Part I - Introducing the Cosmosphere

The influence of trillions of stars radiating continuous energy, including our own sun, amounts to zero in our current model of physical mechanics. This energy is not negligible. It is fundamental.

Any analog household radio or television set can detect some of this energy, even though we commonly “tune out” this energy when we use these devices. When a radio or television is tuned to an unused channel, we can hear and/or see some of the random, scattered energy that exists throughout the universe.

We call this phenomenon static – a highly misleading term because the energy we’re detecting is anything but stationary. The antenna on our receiving device absorbs this energy, amplifies it for audio/video output, which we sense as “noise.”

There are continuous, tremendous amounts of energy bombarding everything at all times. The static we sense on a receiving device is but an infinitesimal fraction of a particular type of energy across only a single band of frequencies we’ve tuned in on.
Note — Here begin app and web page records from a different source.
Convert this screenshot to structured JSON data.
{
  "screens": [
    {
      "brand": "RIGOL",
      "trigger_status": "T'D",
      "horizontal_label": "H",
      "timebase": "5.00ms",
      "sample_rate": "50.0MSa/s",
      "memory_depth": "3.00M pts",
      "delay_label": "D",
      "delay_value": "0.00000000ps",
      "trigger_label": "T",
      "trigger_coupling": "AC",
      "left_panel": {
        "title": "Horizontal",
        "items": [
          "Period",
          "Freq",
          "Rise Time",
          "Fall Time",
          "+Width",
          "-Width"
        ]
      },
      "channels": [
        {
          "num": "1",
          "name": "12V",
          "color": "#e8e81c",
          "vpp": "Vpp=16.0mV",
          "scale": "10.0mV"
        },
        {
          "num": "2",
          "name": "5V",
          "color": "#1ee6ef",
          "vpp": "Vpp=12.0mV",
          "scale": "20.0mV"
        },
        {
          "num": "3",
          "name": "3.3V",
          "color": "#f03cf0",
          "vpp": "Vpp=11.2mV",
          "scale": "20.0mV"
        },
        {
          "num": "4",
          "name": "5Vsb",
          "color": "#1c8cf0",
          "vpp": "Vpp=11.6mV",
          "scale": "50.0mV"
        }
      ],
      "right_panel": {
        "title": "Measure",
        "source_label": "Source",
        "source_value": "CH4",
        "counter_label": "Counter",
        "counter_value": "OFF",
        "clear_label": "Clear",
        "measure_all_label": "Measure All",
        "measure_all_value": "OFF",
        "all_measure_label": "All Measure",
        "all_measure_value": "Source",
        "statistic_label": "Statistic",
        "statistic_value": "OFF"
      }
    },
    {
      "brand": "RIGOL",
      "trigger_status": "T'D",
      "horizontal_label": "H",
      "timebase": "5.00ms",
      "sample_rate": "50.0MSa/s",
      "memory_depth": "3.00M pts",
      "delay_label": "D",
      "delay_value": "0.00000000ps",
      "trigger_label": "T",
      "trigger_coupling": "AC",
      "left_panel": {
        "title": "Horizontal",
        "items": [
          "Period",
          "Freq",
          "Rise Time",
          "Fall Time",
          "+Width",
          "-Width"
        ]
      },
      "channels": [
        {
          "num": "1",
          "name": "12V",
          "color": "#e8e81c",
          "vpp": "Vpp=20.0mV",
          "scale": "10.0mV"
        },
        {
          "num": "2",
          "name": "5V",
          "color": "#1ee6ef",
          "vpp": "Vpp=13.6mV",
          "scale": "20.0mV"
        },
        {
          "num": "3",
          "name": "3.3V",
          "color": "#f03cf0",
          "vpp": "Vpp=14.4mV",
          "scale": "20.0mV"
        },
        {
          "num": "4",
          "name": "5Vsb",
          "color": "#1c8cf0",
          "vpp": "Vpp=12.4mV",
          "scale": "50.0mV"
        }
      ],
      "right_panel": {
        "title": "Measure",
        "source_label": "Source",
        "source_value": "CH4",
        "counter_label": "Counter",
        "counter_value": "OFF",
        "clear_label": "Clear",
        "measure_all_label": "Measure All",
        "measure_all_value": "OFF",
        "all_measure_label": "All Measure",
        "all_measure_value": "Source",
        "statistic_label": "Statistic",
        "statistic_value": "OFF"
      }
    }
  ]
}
If unobstructed, the energy emitted by matter (especially from intense radiating bodies such as stars) can exert influence upon matter or other fields of energy it encounters in its travels. Any given point in space within the boundaries of the universe is being continuously bombarded on all sides by enormous amounts of energy from everything else that has a clear path. For the sake of this presentation, I have named the aggregation of all free-travelling energy in the universe the Cosmosphere.

The forces of gravity and magnetism are incorrectly believed to be produced by objects of matter. These forces are not produced by the objects themselves, but are instead an effect of universal Cosmospheric Energy interacting with those objects.

Albert Einstein believed that objects of matter bend and distort space-time. This was a very tricky answer to an incorrect problem. Better stated, objects of matter can displace Cosmospheric Energy.

This theory of Cosmospheric Energy explains many unresolved phenomena of our current model of the universe. In the pages that follow, I will apply this foundational idea to answer each of the following unanswered questions:


  • Why does matter possess inertia?
  • Why is gravity always an attractive force?
  • Why do gravity and magnetism seem related?
  • How do gyroscopes seemingly create inertia?
  • How do planets form rings if gravity is equal in all directions?
  • How does energy form into matter?
  • Why is the universe expanding and why is the expansion accelerating?
  • Why can’t matter reach or exceed the speed of light?
Big questions don’t necessarily need big answers to explain, as you will come to understand in the paragraphs ahead.


Current Chapter: Part I –
Introducing the Cosmosphere

Current Chapter:
Part I – Introducing the Cosmosphere